Practice with feedback matters, according to a 2007 study (pdf) published in the British Journal of Educational Technology. I've been hooked on this idea ever since I read Bransford's How People Learn two years ago. It's on my "highly recommend" list for other educators.
"The use of frequent formative assessment helps make students' thinking visible to themselves, their peers, and their teacher." (Bransford et al., 2000, p. 19)
As I mentioned in a previous post, I'm intrigued by the intersection between standards-based assessment and 21st century learning. In fact, I'm on a continual search for ways in which math education, assessment and technology might work best together. Where does "practice with feedback" fit in then? Without a doubt, formative assessment is a pretty hot topic right now at the Iowa Department of Education. In fact, I was at a district meeting of sorts last night and the "instructional decision making" model came up time and time again in conversation. IDM is the idea that instruction driven by data can help all students improve. K-6 teachers seem to "get it" through their use of DIBELS, BRI and DRA screening probes whereas us secondary folk are...well, assigning homework and giving out quizzes a few times a week!
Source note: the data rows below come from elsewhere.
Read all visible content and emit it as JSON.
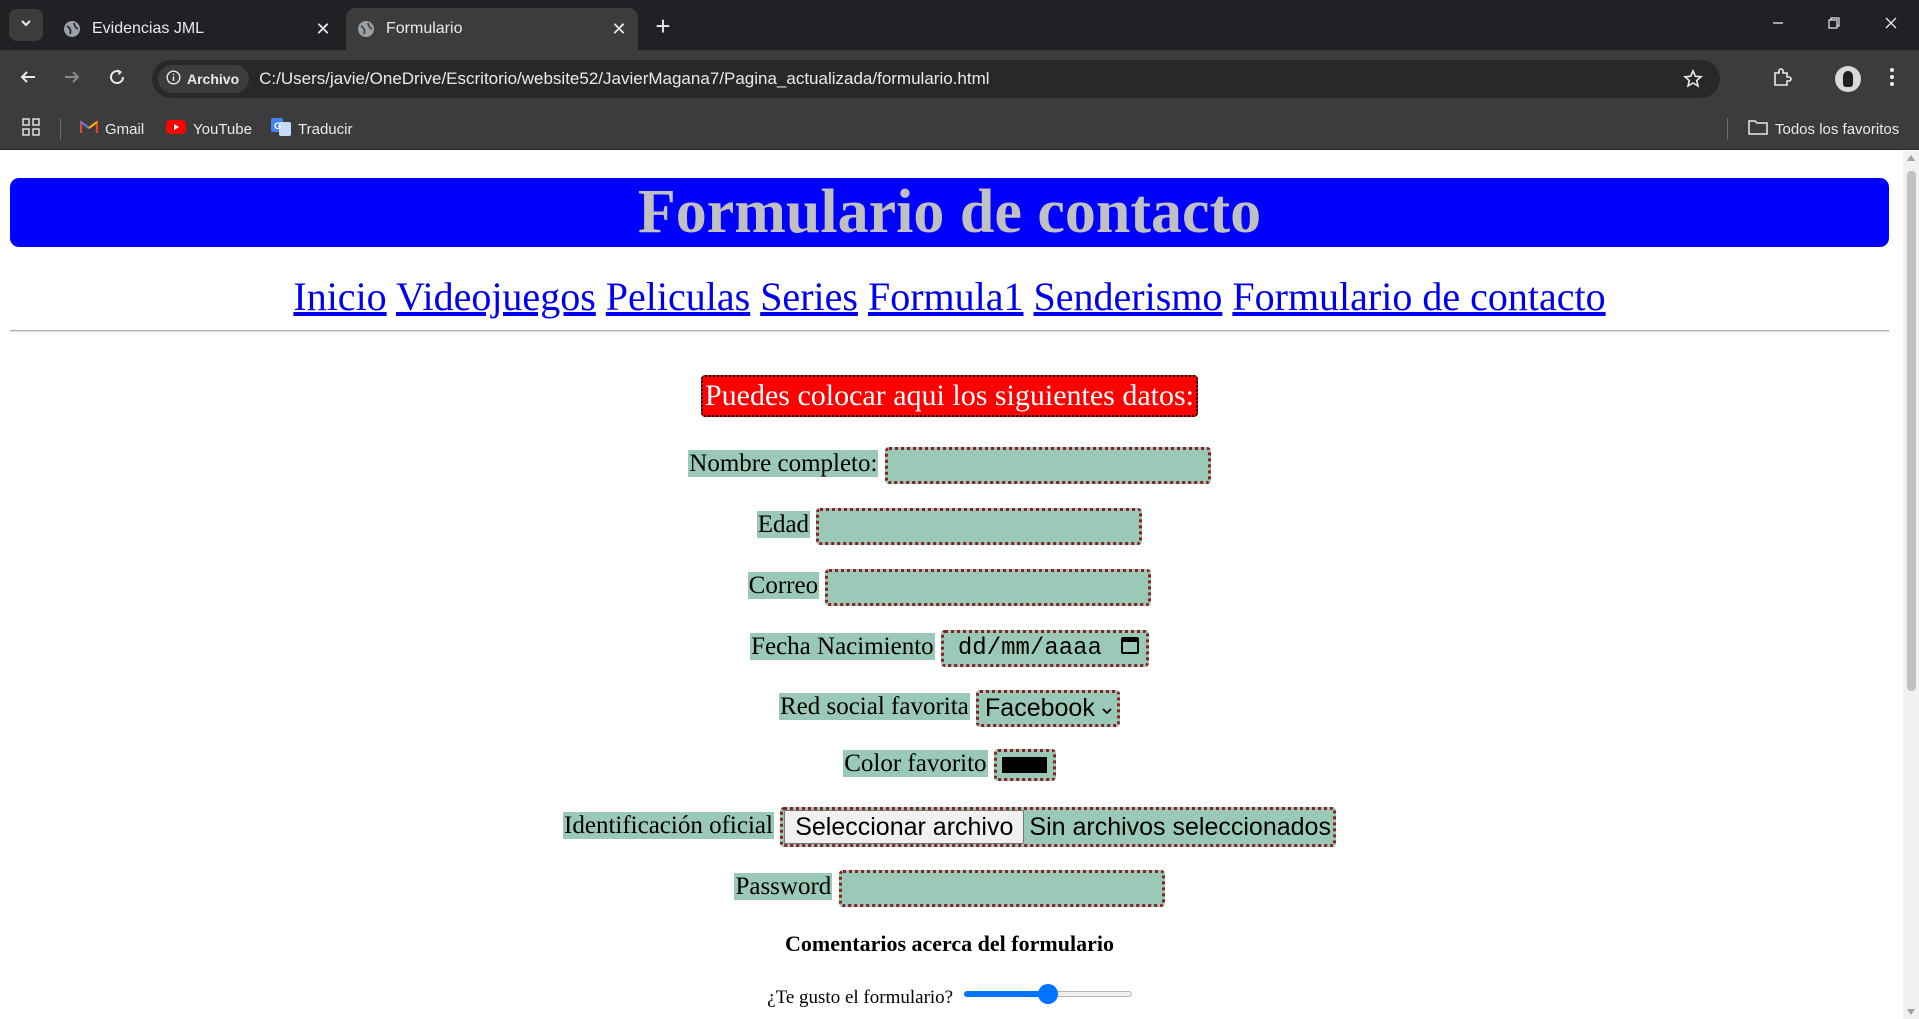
{
  "browser": {
    "tabs": [
      {
        "title": "Evidencias JML",
        "active": false
      },
      {
        "title": "Formulario",
        "active": true
      }
    ],
    "chip_label": "Archivo",
    "url": "C:/Users/javie/OneDrive/Escritorio/website52/JavierMagana7/Pagina_actualizada/formulario.html",
    "bookmarks": [
      {
        "label": "Gmail",
        "icon": "gmail-icon"
      },
      {
        "label": "YouTube",
        "icon": "youtube-icon"
      },
      {
        "label": "Traducir",
        "icon": "translate-icon"
      }
    ],
    "all_bookmarks_label": "Todos los favoritos"
  },
  "page": {
    "title": "Formulario de contacto",
    "nav": [
      "Inicio",
      "Videojuegos",
      "Peliculas",
      "Series",
      "Formula1",
      "Senderismo",
      "Formulario de contacto"
    ],
    "banner": "Puedes colocar aqui los siguientes datos:",
    "form": {
      "name_label": "Nombre completo:",
      "age_label": "Edad",
      "email_label": "Correo",
      "birth_label": "Fecha Nacimiento",
      "birth_placeholder": "dd/mm/aaaa",
      "social_label": "Red social favorita",
      "social_selected": "Facebook",
      "color_label": "Color favorito",
      "color_value": "#000000",
      "id_label": "Identificación oficial",
      "file_button": "Seleccionar archivo",
      "file_status": "Sin archivos seleccionados",
      "password_label": "Password"
    },
    "comments_heading": "Comentarios acerca del formulario",
    "rating_label": "¿Te gusto el formulario?",
    "rating_value": 0.5
  },
  "colors": {
    "header_bg": "#0000ff",
    "header_text": "#c0c0c0",
    "banner_bg": "#ff0000",
    "field_bg": "#9bc9b7",
    "field_border": "#8b2020",
    "slider_accent": "#0075ff"
  }
}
I believe that standards-based assessment/reporting has the potential to enhance my formative assessment practices, because it will better enable me to focus on what I'm teaching and how it should best be assessed. When I bring up connecting standards with assessment, the response I typically get is something like "Well, our text book matches our standards and we use the textbook tests and quizzes, so it must match up." I'm not convinced.
On the flip side, when I hear elementary teachers talk about setting up supplemental groups and choosing several different novels for their students to read based on ability, I admit that I get a bit jealous. It seems to me like the secondary folk are missing the boat somewhere. Math teachers are seldom accused of not giving our students enough practice, but I would like to propose that we are too often lacking in the area of meaningful feedback. The IDM probes referenced above are one way of enabling educators to provide appropriate instruction and in turn, meaningful feedback to those who need it, when they need it, and at a level that is appropriate for them.
Then there's the typical high school math classroom: Giving students a score out of five on a daily basis based on the neatness and accuracy of their answers, ability to show their work, and the responsibility of bringing a checking pen to class doesn't seem like meaningful feedback to me - especially when it takes 24 hours to collect papers, record scores and hand them back. A student said to me a few months ago, "I like knowing if I'm doing it right or wrong...today!" What is the "answer" to this problem? Several technology-related answers come to mind:
- Eliminate homework and make the move to more problem-based learning using appropriate technology tools
- Create some sort of electronic means (Moodle?) of providing meaningful feedback on a daily basis
- Who cares about homework?! Use student-response systems as daily probes to assess students' understanding